At the time, PowerApps’ PenInput’s image property returned an image in “blob” format, which, when sent to a Power Automate workflow for storage in Sharepoint would lead to an unusable file. After doing some research, we designed a custom connector that would take the image and send it as a properly formatted file to a flow with the HTTP Request trigger. The custom connector would an HTTP request formatted as form-data – the image would be sent in the body of the request, and other information about the image would be sent in the request’s query parameters. The custom connector worked great and was used in 5 or 6 projects subsequent to our initial deployment.
Fast forward to a recent use case we had which required the same signature capture IP that we had developed. Easy, I thought, all I’d have to do is set up the custom connector and related Power Automate workflow and this aspect of the project would be done. However, I immediately ran into an issue – when I tried to test the signature upload functionality in the application we were working on, I immediately received an error saying that Power Automate could not accept requests that were not in JSON format.
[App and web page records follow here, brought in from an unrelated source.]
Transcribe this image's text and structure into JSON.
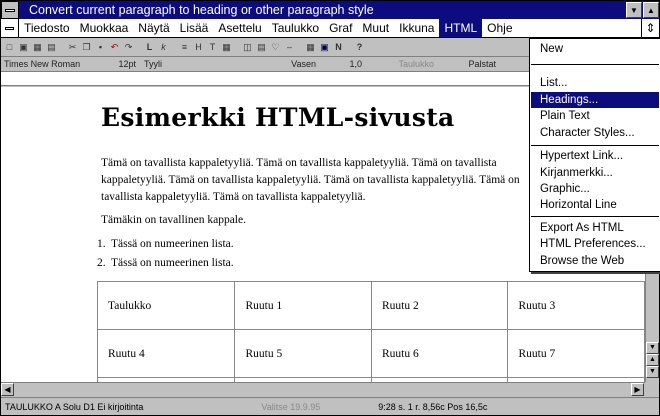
{
  "title": "Convert current paragraph to heading or other paragraph style",
  "menu": [
    "Tiedosto",
    "Muokkaa",
    "Näytä",
    "Lisää",
    "Asettelu",
    "Taulukko",
    "Graf",
    "Muut",
    "Ikkuna",
    "HTML",
    "Ohje"
  ],
  "format": {
    "font": "Times New Roman",
    "size": "12pt",
    "style": "Tyyli",
    "align": "Vasen",
    "spacing": "1,0",
    "table_cmd": "Taulukko",
    "columns": "Palstat"
  },
  "document": {
    "heading": "Esimerkki HTML-sivusta",
    "para1": "Tämä on tavallista kappaletyyliä. Tämä on tavallista kappaletyyliä. Tämä on tavallista kappaletyyliä. Tämä on tavallista kappaletyyliä. Tämä on tavallista kappaletyyliä. Tämä on tavallista kappaletyyliä. Tämä on tavallista kappaletyyliä.",
    "para2": "Tämäkin on tavallinen kappale.",
    "list": [
      {
        "num": "1.",
        "text": "Tässä on numeerinen lista."
      },
      {
        "num": "2.",
        "text": "Tässä on numeerinen lista."
      }
    ],
    "table": [
      [
        "Taulukko",
        "Ruutu 1",
        "Ruutu 2",
        "Ruutu 3"
      ],
      [
        "Ruutu 4",
        "Ruutu 5",
        "Ruutu 6",
        "Ruutu 7"
      ],
      [
        "",
        "",
        "",
        ""
      ]
    ]
  },
  "html_menu": {
    "items": [
      "New",
      "List...",
      "Headings...",
      "Plain Text",
      "Character Styles...",
      "Hypertext Link...",
      "Kirjanmerkki...",
      "Graphic...",
      "Horizontal Line",
      "Export As HTML",
      "HTML Preferences...",
      "Browse the Web"
    ],
    "highlighted": "Headings..."
  },
  "status": {
    "cell": "TAULUKKO A Solu D1 Ei kirjoitinta",
    "date": "Valitse 19.9.95",
    "pos": "9:28  s. 1 r. 8,56c Pos 16,5c"
  },
  "colors": {
    "titlebar": "#0c0c7e",
    "highlight": "#0c0c7e"
  }
}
This presented multiple issues. From a budgetary standpoint, I hadn’t anticipated running into an issue with the tried and true methodology that we had used the previous 12 months. Even more pressing was the thought that perhaps that all of the deployed projects we had might not be working. Immediately, I checked all of our deployed projects to ensure that these have been working as necessary and found that they all were functioning as expected, and had properly uploaded images the same day my new custom connector had failed! My next step was twofold – I wanted to first test an existing connector in a sandbox environment as well as create an exact copy of the custom connector that would be hooked up to a brand-new Power Automate flow. What my test found was that the legacy flow and connector continued to work as expected, while the new flow had the trigger error I’d run into.
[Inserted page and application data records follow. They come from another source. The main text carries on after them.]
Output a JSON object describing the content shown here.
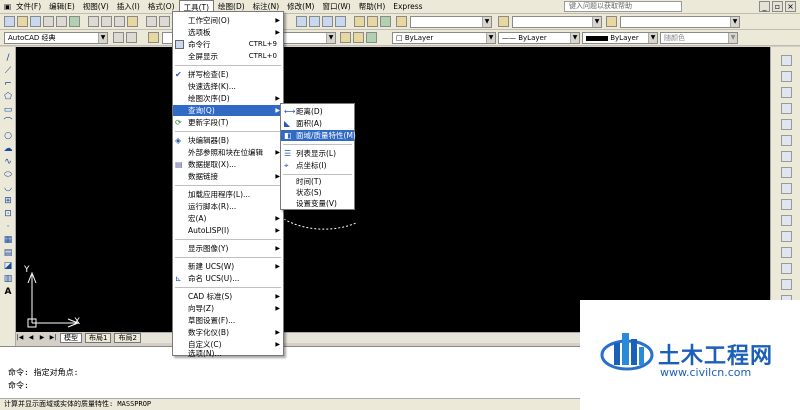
{
  "menubar": {
    "items": [
      "文件(F)",
      "编辑(E)",
      "视图(V)",
      "插入(I)",
      "格式(O)",
      "工具(T)",
      "绘图(D)",
      "标注(N)",
      "修改(M)",
      "窗口(W)",
      "帮助(H)",
      "Express"
    ],
    "active": "工具(T)"
  },
  "help_search": {
    "placeholder": "键入问题以获取帮助"
  },
  "toolbar2": {
    "workspace": "AutoCAD 经典",
    "linetype_1": "ByLayer",
    "linetype_2": "ByLayer",
    "lineweight": "ByLayer",
    "plotstyle": "随颜色"
  },
  "tools_menu": {
    "items": [
      {
        "label": "工作空间(O)",
        "shortcut": "",
        "submenu": true
      },
      {
        "label": "选项板",
        "shortcut": "",
        "submenu": true
      },
      {
        "label": "命令行",
        "shortcut": "CTRL+9",
        "submenu": false
      },
      {
        "label": "全屏显示",
        "shortcut": "CTRL+0",
        "submenu": false
      },
      {
        "label": "拼写检查(E)",
        "shortcut": "",
        "submenu": false
      },
      {
        "label": "快速选择(K)...",
        "shortcut": "",
        "submenu": false
      },
      {
        "label": "绘图次序(D)",
        "shortcut": "",
        "submenu": true
      },
      {
        "label": "查询(Q)",
        "shortcut": "",
        "submenu": true
      },
      {
        "label": "更新字段(T)",
        "shortcut": "",
        "submenu": false
      },
      {
        "label": "块编辑器(B)",
        "shortcut": "",
        "submenu": false
      },
      {
        "label": "外部参照和块在位编辑",
        "shortcut": "",
        "submenu": true
      },
      {
        "label": "数据提取(X)...",
        "shortcut": "",
        "submenu": false
      },
      {
        "label": "数据链接",
        "shortcut": "",
        "submenu": true
      },
      {
        "label": "加载应用程序(L)...",
        "shortcut": "",
        "submenu": false
      },
      {
        "label": "运行脚本(R)...",
        "shortcut": "",
        "submenu": false
      },
      {
        "label": "宏(A)",
        "shortcut": "",
        "submenu": true
      },
      {
        "label": "AutoLISP(I)",
        "shortcut": "",
        "submenu": true
      },
      {
        "label": "显示图像(Y)",
        "shortcut": "",
        "submenu": true
      },
      {
        "label": "新建 UCS(W)",
        "shortcut": "",
        "submenu": true
      },
      {
        "label": "命名 UCS(U)...",
        "shortcut": "",
        "submenu": false
      },
      {
        "label": "CAD 标准(S)",
        "shortcut": "",
        "submenu": true
      },
      {
        "label": "向导(Z)",
        "shortcut": "",
        "submenu": true
      },
      {
        "label": "草图设置(F)...",
        "shortcut": "",
        "submenu": false
      },
      {
        "label": "数字化仪(B)",
        "shortcut": "",
        "submenu": true
      },
      {
        "label": "自定义(C)",
        "shortcut": "",
        "submenu": true
      },
      {
        "label": "选项(N)...",
        "shortcut": "",
        "submenu": false
      }
    ],
    "highlighted": "查询(Q)"
  },
  "query_submenu": {
    "items": [
      "距离(D)",
      "面积(A)",
      "面域/质量特性(M)",
      "列表显示(L)",
      "点坐标(I)",
      "时间(T)",
      "状态(S)",
      "设置变量(V)"
    ],
    "highlighted": "面域/质量特性(M)"
  },
  "ucs": {
    "x": "X",
    "y": "Y"
  },
  "layout_tabs": {
    "model": "模型",
    "layout1": "布局1",
    "layout2": "布局2"
  },
  "command": {
    "line1": "命令: 指定对角点:",
    "line2": "命令:"
  },
  "status": "计算并显示面域或实体的质量特性:  MASSPROP",
  "watermark": {
    "title": "土木工程网",
    "url": "www.civilcn.com"
  },
  "colors": {
    "canvas": "#000000",
    "menu_highlight": "#316ac5",
    "brand": "#1a60b8"
  }
}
This meant that we needed to rethink our approach in this task. I spent some time trying editing the Custom Connector to reformat the request body into JSON format but was unable to get Power Automate to accept the request. After doing some digging, however, I identified a new approach. Fortunately, PowerApps had added a new function (JSON()) that would allow us to reformat the blob-formatted image file into a format that could be uploaded to Sharepoint. Leveraging this function with the second parameter set to the “IncludeBinaryData” enum allowed us to reformat the image and create a PowerApps triggered flow to send the file content (and other parameters) for upload to Sharepoint, removing the need for a custom connector. Essentially, we were able to eliminate the reliance on the custom connector by storing the reformatted file content in a variable, and then send it through flow, simplifying the process and giving us more visibility to any errors that PowerApps or Power Automate may encounter.
We learned quite a bit from this experience. Firstly, it underscores the importance of re-testing previous customizations when scoping a new project – just because something worked in the past doesn’t mean that it will work seamlessly today. In this case, Power Automate’s HTTP request trigger stopped accepting non-JSON formatted data in new flows, while older flows continued to function, but this lesson can apply to every aspect of development. Secondly, having to rework existing technology exposed us to the JSON() function which has a variety of functional use cases. Outside of the ability to properly format signatures or any other value entered in a Pen Input control, this function also allows us to format and export collection data which can offload asynchronous processes to Power Automate. Overall, what seemed like a major issue at first turned out to be good – it forced us to increase and stretch our knowledge of PowerApps and custom connectors, as well as reflect on our estimation process.